Best areas to stay in Oslo

Find your favourite area to stay in Oslo

Oslo is one of the most notoriously stylish European cities, with its cosy ‘hygge’-friendly cafes, charming traditional buildings and uber-swish contemporary architecture. It’s all delivered with a seemingly effortless Scandinavian style, making it one of the most desirable places to visit for couples, friends and families alike. Choosing where to stay in this cosmopolitan city is like deciding which present to open first: wherever you start, you won’t be disappointed! So, read on to discover our list of the best areas to stay in Oslo, from Viking-history districts and family-friendly neighbourhoods to swish harbourside offerings and plenty more where that came from...

  1. Aker Brygge
  2. The Old Town
  3. Gronland
  4. Grunerlokka
  5. Kampen
  6. Frogner

In collaboration with
Rough Guides

1. Aker Brygge

One of the chicest areas to stay in Oslo is Aker Brygge, which has risen from its humble dockyard origins into a swanky harbourside strip today. Once you’ve located your swish hotel, go for a stroll along the boardwalk promenade before winding your way back through the small streets of shops. There’s a few interesting sights worth making time for here – the Museum of Modern Art, the Tjuvholmen City Beach – but seeing as you’re so close to the water, the best thing to do here is to dive into the seafood scene. You’re spoilt for choice with restaurants lining the waterfront promenade: think shrimps, salmon, cod...

Best for: Chic freaks.

While you’re there: Take a boat trip out on the harbour.

2. The Old Town
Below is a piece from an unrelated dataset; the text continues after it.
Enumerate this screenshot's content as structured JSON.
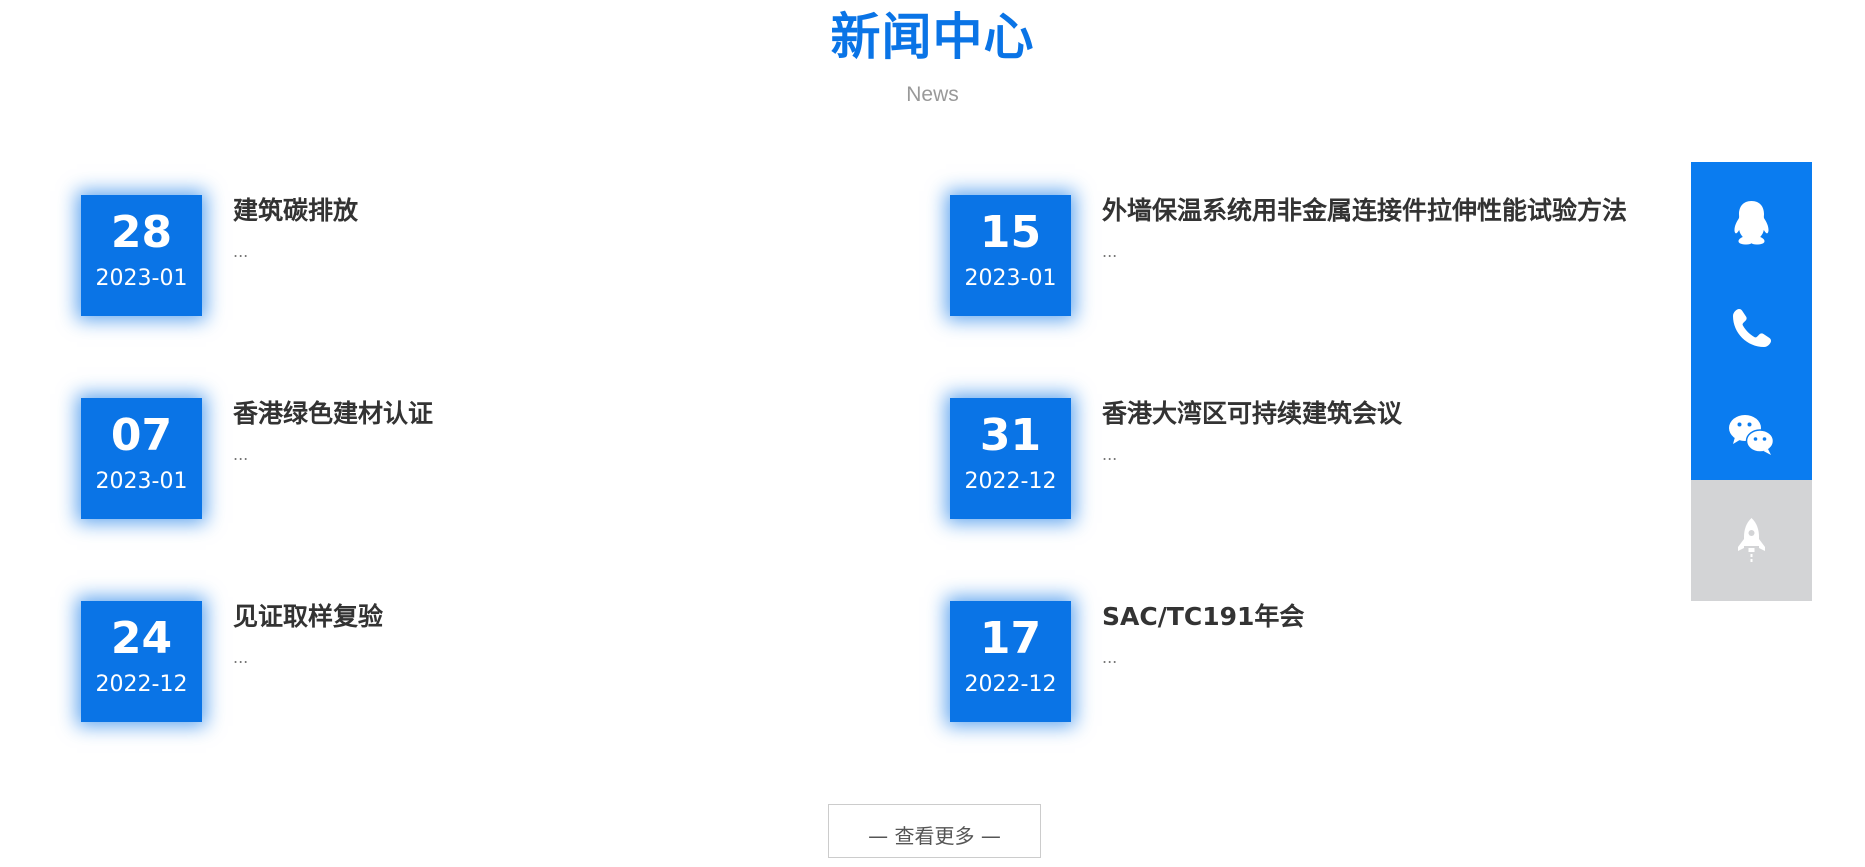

Oslo’s Old Town, or Gamlebyen, is replete with historic charm, and one of the best ways to find out more about the area’s long past is on a walking tour. So it might make sense to base yourself here, and save yourself some energy; there is a lot to pack in, after all! It’s the oldest area in the city – it was simply called ‘Oslo’ until the 1920s – so you’ll have more than enough time to check out the 13th-century Akershus fortress, listed 18th-century buildings and old railway huts.

Best for: Vintage lovers.

While you’re there: This is a great area to find out more about Viking heritage, mythology and more.

3. Gronland

The eastern side of Oslo is home to Gronland, one of the more popular areas to stay in Oslo thanks to its multicultural food and drinks scene. There’s also a decent selection of diverse shops too, with prints and textiles on sale from all over the world. If the variety of things to eat, drink and buy wasn’t enough, then its prices are pretty low, making it one of the cheapest places to stay in Oslo, too. For a notoriously expensive city, if you’re browsing cheap holidays to Oslo, then Gronland could be the ideal place for you.

Best for: Budget travellers.

While you’re there: It’s not far from the Oslo Central Station, either, so it makes a good base for venturing further afield.

4. Grunerlokka

Once a working-class district, Grunerlokka has become distinctly bohemian with an array of hipster places to eat, drink and chill out in. Younger couples and groups of friends alike will enjoy basing themselves in this area, which is as laidback or lively as you want. Opt to stay in a suitably stylish hotel or hostel for the ultimate experience, before pounding the streets past wacky street art, colourful buildings and a whole lotta al fresco dining.

Best for: Hipsters.

While you’re there: Discover more about Grunerlokka’s working class past with a visit to Sagveien 8, a recreated period apartment.

5. Kampen

Take it slow in Kampen, not far from the city centre by foot, bus or train. Families might enjoy basing themselves here if they want to spend a bit more time to themselves, or let the kids run wild at Kampen Park. There’s certainly more of a local vibe here, so if walking down quiet streets past wooden buildings and locals-favourite coffee shops sounds like your thing, then pack your bags and head to Kampen!

Best for: Slow travel.

While you’re there: Walk to nearby Toyen Park (close to Kampen Park) which is home to the Munch Museum.

6. Frogner

Well-heeled Frogner has long been a popular area to stay (and live) in Oslo, since at least the 1800s. And it’s this grandiose air that still permeates the atmosphere of this upmarket neighbourhood today, with many embassies and diplomats based here in its ornate buildings. Aside from the high-end restaurants and inviting antique stores on offer, the highlight of staying in Frogner is a visit to Frogner Park, which invites you to chill out, run around, enjoy a picnic; or anything else. There’s also a sculpture park and thousands of beautiful roses to be admired, too.

Best for: Those looking to splurge the budget.

While you’re there: Take a tour around Frogner Manor before (or after) exploring the park.

Find your perfect destination